When Jackie Roberts made the move back to her hometown of Seattle in 1985, it didn’t feel quite like home again right away. Her journey back from the Tri-Cities sparked a slew of transitions but walking into Seattle Unity was a whole different story.
“I just felt so at home immediately,” Roberts said. “It was a big sigh of feeling like home.”
Roberts is not the only one to report that feeling upon joining Seattle Unity. She said she had heard that same reaction from several other community members.
“I don’t know if it’s what I saw, I think it’s what I felt,” Roberts said. “It was kind of emotional. When I say emotional, I mean that it was positive.”
Some time after Roberts settled into Seattle Unity, she had the idea to create a labyrinth. The Seattle Unity community supported her idea, and from there the project grew into a labyrinth in Denny Park.

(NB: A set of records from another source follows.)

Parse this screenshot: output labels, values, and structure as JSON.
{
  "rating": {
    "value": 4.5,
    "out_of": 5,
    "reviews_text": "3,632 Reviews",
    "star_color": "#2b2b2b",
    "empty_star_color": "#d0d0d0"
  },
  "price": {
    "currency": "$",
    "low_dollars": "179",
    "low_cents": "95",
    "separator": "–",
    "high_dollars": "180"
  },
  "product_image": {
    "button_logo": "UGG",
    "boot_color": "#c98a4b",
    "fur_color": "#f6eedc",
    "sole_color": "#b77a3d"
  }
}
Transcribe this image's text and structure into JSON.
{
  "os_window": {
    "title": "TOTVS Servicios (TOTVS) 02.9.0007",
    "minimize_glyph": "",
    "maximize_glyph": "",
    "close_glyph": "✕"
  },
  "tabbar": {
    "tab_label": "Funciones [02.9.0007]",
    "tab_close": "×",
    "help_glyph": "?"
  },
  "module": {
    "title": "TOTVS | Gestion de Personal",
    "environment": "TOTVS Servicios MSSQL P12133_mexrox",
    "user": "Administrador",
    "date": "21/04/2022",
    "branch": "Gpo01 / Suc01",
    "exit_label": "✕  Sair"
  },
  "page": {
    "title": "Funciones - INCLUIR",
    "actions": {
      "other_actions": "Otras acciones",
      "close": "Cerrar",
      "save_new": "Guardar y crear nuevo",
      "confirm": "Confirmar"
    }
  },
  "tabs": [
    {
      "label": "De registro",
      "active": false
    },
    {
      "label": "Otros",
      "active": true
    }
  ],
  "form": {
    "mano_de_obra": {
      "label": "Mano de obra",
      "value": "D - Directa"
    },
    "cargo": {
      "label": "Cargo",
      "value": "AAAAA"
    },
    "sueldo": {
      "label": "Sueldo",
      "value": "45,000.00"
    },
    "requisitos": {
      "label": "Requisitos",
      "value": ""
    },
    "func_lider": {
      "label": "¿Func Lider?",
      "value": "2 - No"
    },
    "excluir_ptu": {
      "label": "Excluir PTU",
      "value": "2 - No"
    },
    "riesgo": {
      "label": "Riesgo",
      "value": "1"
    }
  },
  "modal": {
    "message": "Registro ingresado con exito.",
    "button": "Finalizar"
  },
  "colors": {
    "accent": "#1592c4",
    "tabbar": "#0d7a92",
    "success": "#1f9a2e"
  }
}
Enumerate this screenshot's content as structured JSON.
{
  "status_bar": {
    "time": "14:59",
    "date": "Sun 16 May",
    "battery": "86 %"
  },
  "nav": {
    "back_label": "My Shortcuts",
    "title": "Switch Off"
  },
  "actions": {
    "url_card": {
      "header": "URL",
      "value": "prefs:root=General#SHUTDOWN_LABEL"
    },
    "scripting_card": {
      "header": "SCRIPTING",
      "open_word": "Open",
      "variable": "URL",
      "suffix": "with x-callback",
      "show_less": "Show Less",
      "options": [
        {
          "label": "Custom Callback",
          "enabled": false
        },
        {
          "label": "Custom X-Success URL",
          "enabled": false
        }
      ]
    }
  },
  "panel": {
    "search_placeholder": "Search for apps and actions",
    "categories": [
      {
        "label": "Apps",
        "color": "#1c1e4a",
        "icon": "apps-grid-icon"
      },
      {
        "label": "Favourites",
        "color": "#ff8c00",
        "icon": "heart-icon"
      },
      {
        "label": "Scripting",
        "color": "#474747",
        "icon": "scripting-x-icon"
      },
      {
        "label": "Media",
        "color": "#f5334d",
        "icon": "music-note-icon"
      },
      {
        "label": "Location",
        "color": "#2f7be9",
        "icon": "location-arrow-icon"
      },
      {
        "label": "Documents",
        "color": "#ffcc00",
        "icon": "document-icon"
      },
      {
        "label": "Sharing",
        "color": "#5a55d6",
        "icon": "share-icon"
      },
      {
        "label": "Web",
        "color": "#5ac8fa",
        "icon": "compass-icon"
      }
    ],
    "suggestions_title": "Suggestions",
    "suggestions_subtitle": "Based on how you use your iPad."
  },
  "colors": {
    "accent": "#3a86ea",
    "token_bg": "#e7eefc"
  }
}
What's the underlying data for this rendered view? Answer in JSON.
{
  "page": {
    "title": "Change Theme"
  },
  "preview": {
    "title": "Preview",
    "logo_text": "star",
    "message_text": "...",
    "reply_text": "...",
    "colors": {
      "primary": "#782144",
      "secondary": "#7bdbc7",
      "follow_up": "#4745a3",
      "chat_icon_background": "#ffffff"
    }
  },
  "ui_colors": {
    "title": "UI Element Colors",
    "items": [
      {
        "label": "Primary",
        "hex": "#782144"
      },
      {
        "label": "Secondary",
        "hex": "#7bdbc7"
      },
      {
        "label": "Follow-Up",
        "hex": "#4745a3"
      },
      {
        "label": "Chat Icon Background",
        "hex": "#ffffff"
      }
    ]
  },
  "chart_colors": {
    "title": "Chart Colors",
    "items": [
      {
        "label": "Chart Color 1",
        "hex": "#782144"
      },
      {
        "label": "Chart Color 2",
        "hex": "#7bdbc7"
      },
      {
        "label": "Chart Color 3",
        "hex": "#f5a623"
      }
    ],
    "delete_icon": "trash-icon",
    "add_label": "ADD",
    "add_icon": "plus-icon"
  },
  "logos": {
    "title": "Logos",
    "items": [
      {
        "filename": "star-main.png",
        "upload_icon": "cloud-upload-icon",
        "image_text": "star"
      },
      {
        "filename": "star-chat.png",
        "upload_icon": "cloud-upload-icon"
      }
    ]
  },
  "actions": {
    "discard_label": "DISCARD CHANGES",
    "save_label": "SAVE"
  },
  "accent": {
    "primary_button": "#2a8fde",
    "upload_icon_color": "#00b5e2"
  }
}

When they started the construction process, Roberts’ husband had just had a surgery that left him in a wheelchair.
At first, the community project helped Roberts focus on something positive while so much of her family’s life changed, but then it became more.
Roberts enlisted the help of the Seattle Unity men’s group to construct the labyrinth, but their response was not what she expected at all—they didn’t want to simply help her with the labyrinth, they wanted to help Roberts herself. They helped with home projects that were added to Roberts’ to-do list when she remodeled her house for her husband’s wheelchair.
“Every major step, Seattle Unity has been there and supported me,” Roberts said. “They’re like the wind beneath my wings.”
The labyrinth isn’t the only project Roberts took on at Seattle Unity. She also was a part of developing the Umoja spirit group—a group that embraces diversity and inclusion.
Umoja’s initial goal was to make BIPOC community members feel included and educate others on BIPOC history, but Roberts was blown away with just how effective Umoja has been. Kwanzaa has been incorporated as part of Seattle Unity’s services.
“The way I feel about Seattle Unity is that I feel cherished, and I cherish the community,” Roberts said. “I feel valued, and I value Seattle Unity.”
Seattle Unity is not Roberts first experience in a spiritual community, but she feels like she’s always left with something to grapple with from lessons at Seattle Unity.
“I felt there was something to chew on all week—and that was the lesson,” Roberts said. “I felt intellectually challenged with some real food for spiritual thought.”
Moving forward, Roberts is looking forward to using the new building and hopes to attract more young community members to Seattle Unity.
“I’m looking forward to Seattle Unity moving into the future,” Roberts said. “I don’t know what that looks like—it’s going to be fun to see it evolve and unfold on its own—but I sure want to be in the center of it.”